* Data extract:
════
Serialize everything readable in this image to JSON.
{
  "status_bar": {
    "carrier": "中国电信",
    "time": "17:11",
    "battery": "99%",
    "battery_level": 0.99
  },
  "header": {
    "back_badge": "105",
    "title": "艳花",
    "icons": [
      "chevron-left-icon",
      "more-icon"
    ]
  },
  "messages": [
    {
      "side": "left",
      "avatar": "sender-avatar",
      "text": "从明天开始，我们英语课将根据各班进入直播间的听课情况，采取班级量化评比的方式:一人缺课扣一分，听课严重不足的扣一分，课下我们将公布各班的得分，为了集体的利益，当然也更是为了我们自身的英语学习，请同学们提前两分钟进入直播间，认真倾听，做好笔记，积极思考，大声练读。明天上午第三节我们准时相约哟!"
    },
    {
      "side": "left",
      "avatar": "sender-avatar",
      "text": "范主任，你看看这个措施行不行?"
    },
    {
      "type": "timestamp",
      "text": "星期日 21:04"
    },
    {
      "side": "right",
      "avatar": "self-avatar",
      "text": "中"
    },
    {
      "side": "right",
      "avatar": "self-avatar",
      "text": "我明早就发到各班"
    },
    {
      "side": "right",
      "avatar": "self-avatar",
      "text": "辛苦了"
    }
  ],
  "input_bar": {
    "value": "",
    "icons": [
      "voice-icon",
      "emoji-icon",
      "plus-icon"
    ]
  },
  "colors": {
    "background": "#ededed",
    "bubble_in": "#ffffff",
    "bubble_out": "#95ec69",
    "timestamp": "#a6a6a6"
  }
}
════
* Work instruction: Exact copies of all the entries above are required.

* Written answer:
Serialize everything readable in this image to JSON.
{
  "status_bar": {
    "carrier": "中国电信",
    "time": "17:11",
    "battery": "99%",
    "battery_level": 0.99
  },
  "header": {
    "back_badge": "105",
    "title": "艳花",
    "icons": [
      "chevron-left-icon",
      "more-icon"
    ]
  },
  "messages": [
    {
      "side": "left",
      "avatar": "sender-avatar",
      "text": "从明天开始，我们英语课将根据各班进入直播间的听课情况，采取班级量化评比的方式:一人缺课扣一分，听课严重不足的扣一分，课下我们将公布各班的得分，为了集体的利益，当然也更是为了我们自身的英语学习，请同学们提前两分钟进入直播间，认真倾听，做好笔记，积极思考，大声练读。明天上午第三节我们准时相约哟!"
    },
    {
      "side": "left",
      "avatar": "sender-avatar",
      "text": "范主任，你看看这个措施行不行?"
    },
    {
      "type": "timestamp",
      "text": "星期日 21:04"
    },
    {
      "side": "right",
      "avatar": "self-avatar",
      "text": "中"
    },
    {
      "side": "right",
      "avatar": "self-avatar",
      "text": "我明早就发到各班"
    },
    {
      "side": "right",
      "avatar": "self-avatar",
      "text": "辛苦了"
    }
  ],
  "input_bar": {
    "value": "",
    "icons": [
      "voice-icon",
      "emoji-icon",
      "plus-icon"
    ]
  },
  "colors": {
    "background": "#ededed",
    "bubble_in": "#ffffff",
    "bubble_out": "#95ec69",
    "timestamp": "#a6a6a6"
  }
}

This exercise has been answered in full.